Alessandra Buonanno has been awarded the Dirac Medal, along with Thibault Damour, Frans Pretorius, and Saul Teukolsky. The medal is given by the Abdus Salam International Centre for Theoretical Physics (ICTP), in Trieste, Italy, to honor significant contributions to theoretical physics. This year's recipients were cited for their work envisaging LIGO's detection of gravitational waves.

Buonanno is the director of the Astrophysical and Cosmological Relativity Department at the Max Planck Institute for Gravitational Physics (Albert Einstein Institute) in Potsdam and a Research Professor at the University of Maryland.

“It is a great honor for me to receive this prestigious award. It’s a wonderful recognition not only of my own research in gravitational waves, but of the work that the members of my research groups at the AEI and University of Maryland have done over many years,” Buonanno said. 

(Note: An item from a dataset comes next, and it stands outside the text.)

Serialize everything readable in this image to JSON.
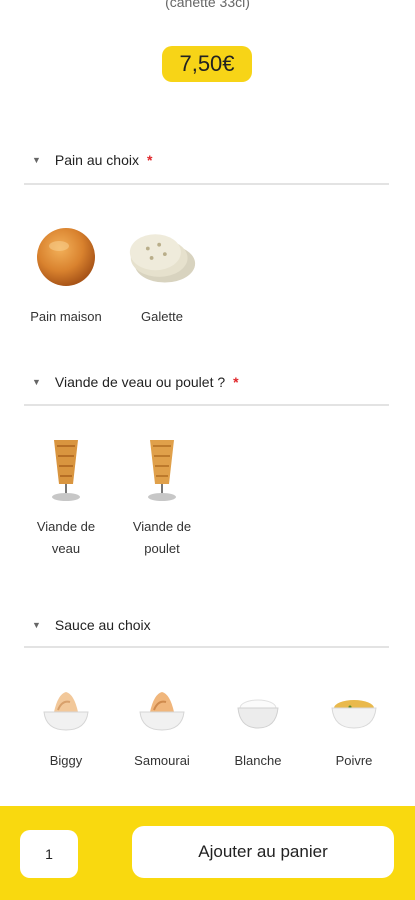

She joined the UMD Department of Physics in 2005, and received an Alfred P. Sloan Foundation Fellowship and the Richard A. Ferrell Distinguished Faculty Fellowship. She is a Fellow of the American Physical Society and the International Society of General Relativity and Gravitation. In 2018, she received the Leibniz Prize, Germany's prestigious research award. Earlier in 2021, she was elected to the U.S. National Academy of Sciences and was awarded the Galileo Galilei Medal of the National Institute for Nuclear Physics (INFN). Alessandra Buonanno © A. Klaer Alessandra Buonanno © A. Klaer Buonanno was also recently elected to the German National Academy of Sciences Leopoldina, which originated in 1652 as a classical scholarly society.

Buonanno's research has spanned several topics in gravitational-wave theory, data-analysis and cosmology. She is a Principal Investigator of the LIGO Scientific Collaboration, and her waveform modeling of cosmological events has been crucial in the experiment’s many successes.

Buonanno, Charlie Misner, Peter Shawhan and others detailed UMD's contributions to gravitational studies in a 2016 forum, A Celebration of Gravitational Waves